History[edit]

The term was coined by The Economist[3] and is named after author Rob Carlson.[1]

Carlson curves illustrate the rapid (in some cases above exponential growth) decreases in cost, and increases in performance, of a variety of technologies, including DNA sequencing, DNA synthesis and a range of physical and computational tools used in protein production and in determining protein structures.

Next generation sequencing[edit]

Sequencing floor in BGI Hong Kong, showing the Illumina Hiseq 2000 sequencers

Moore's Law started being profoundly out-paced in January 2008 when the centers transitioned from Sanger sequencing to newer DNA sequencing technologies:[4] 454 sequencing with average read length=300-400 bases (10-fold) Illumina and SOLiD sequencing with average read length=50-100 bases (30-fold).

References[edit]

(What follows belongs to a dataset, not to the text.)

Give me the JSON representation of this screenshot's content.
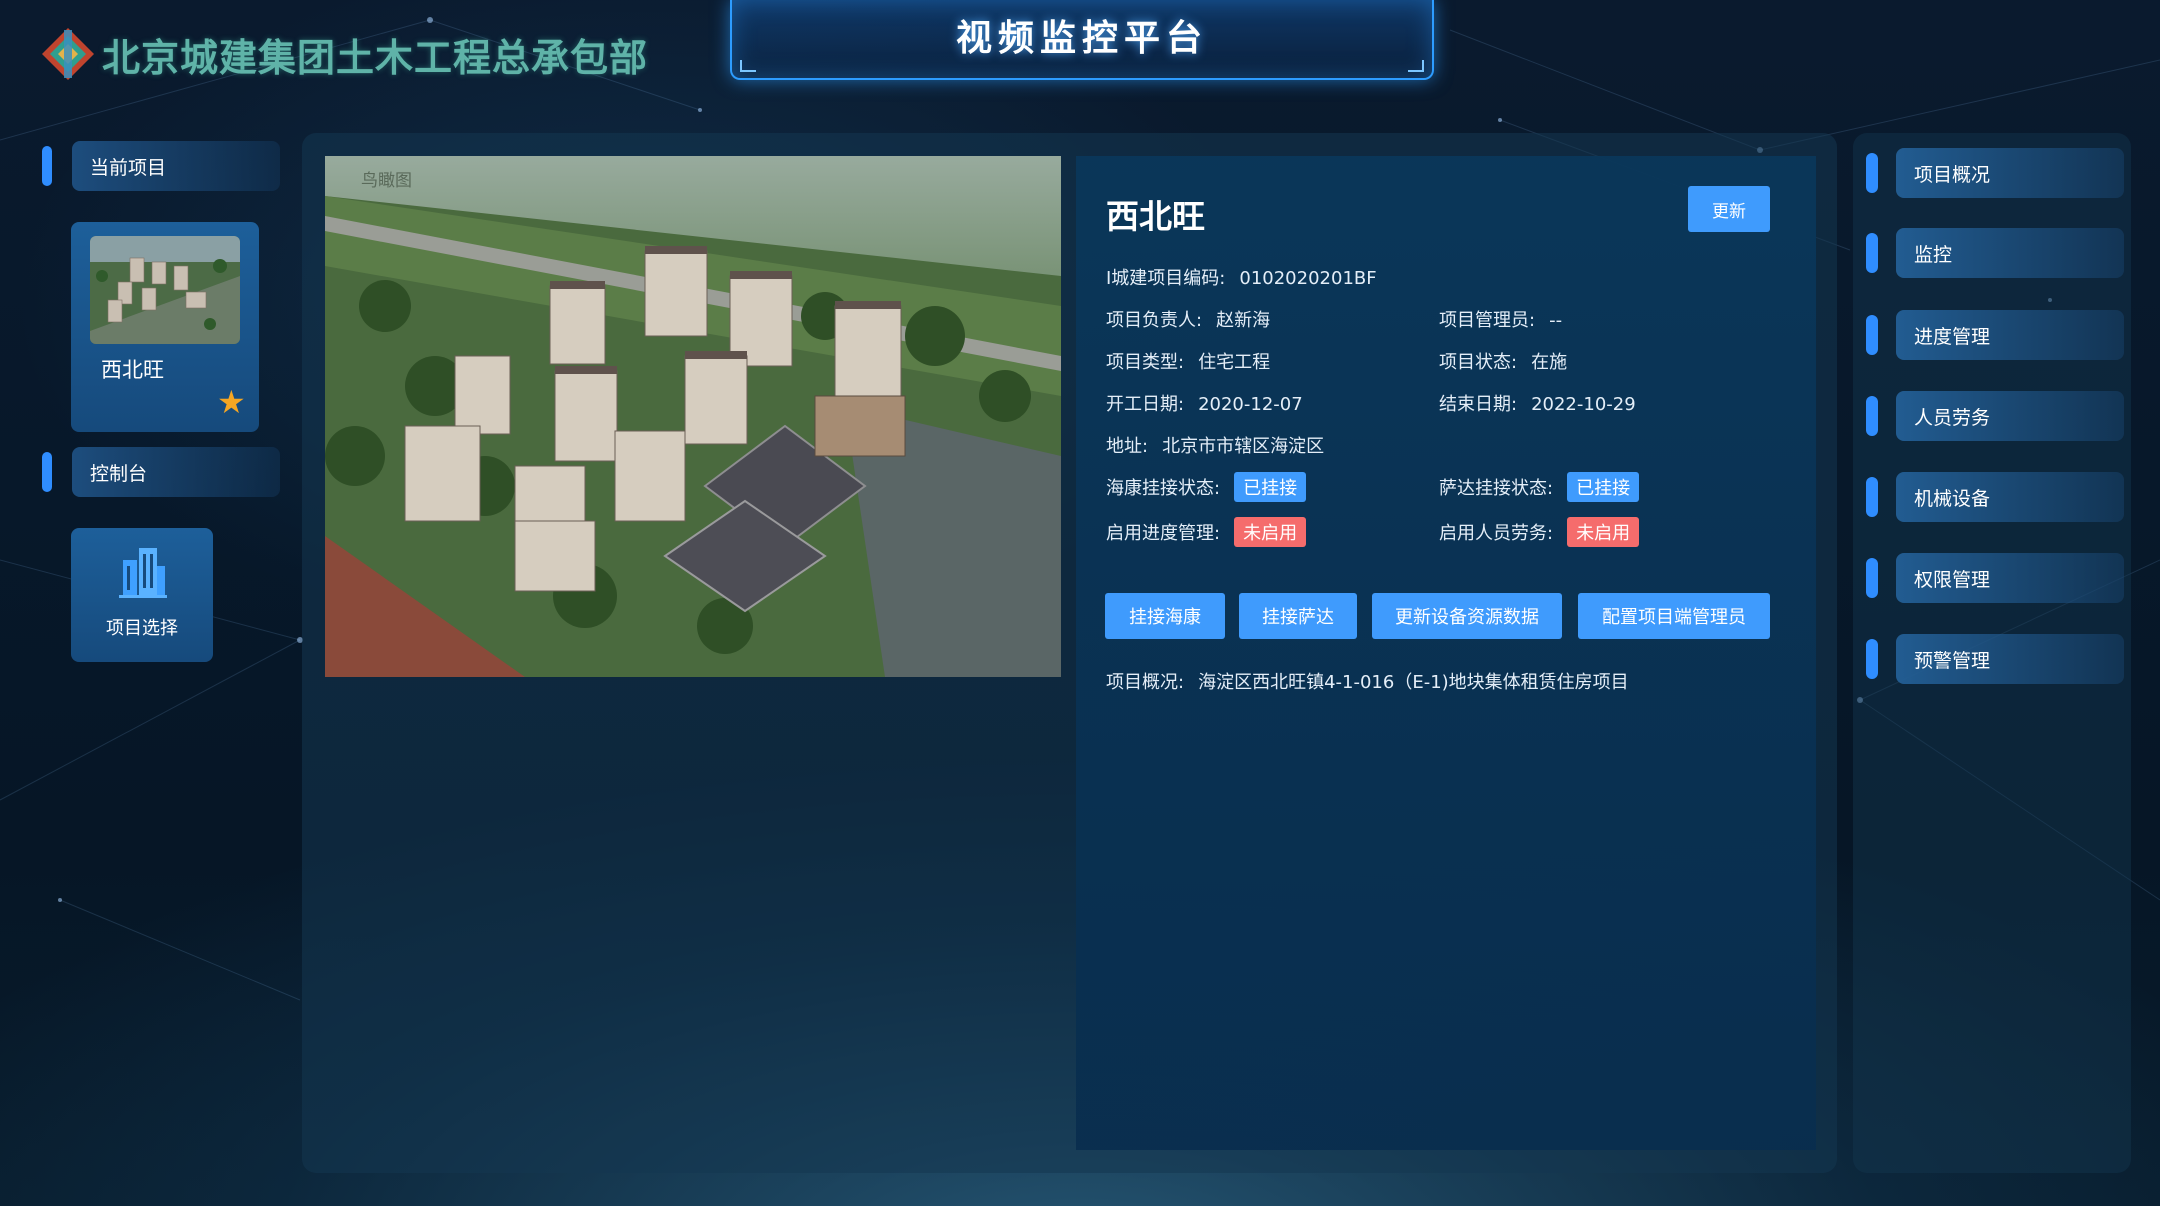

  1. ^ a b Robert H. Carlson (April 2011). Biology Is Technology : The Promise, Peril, and New Business of Engineering Life. Cambridge, MA: Harvard University Press. 
  2. ^ Robert Carlson (September 2003). "The Pace and Proliferation of Biological Technologies". Biosecurity and Bioterrorism: Biodefense Strategy, Practice, and Science. Mary Ann Liebert, Inc. 1 (3: 203-214). doi:10.1089/153871303769201851. 
  3. ^ "Life 2.0". The Economist. August 31, 2006. 
  4. ^ "DNA Sequencing Costs". National Human Genome Research Institute.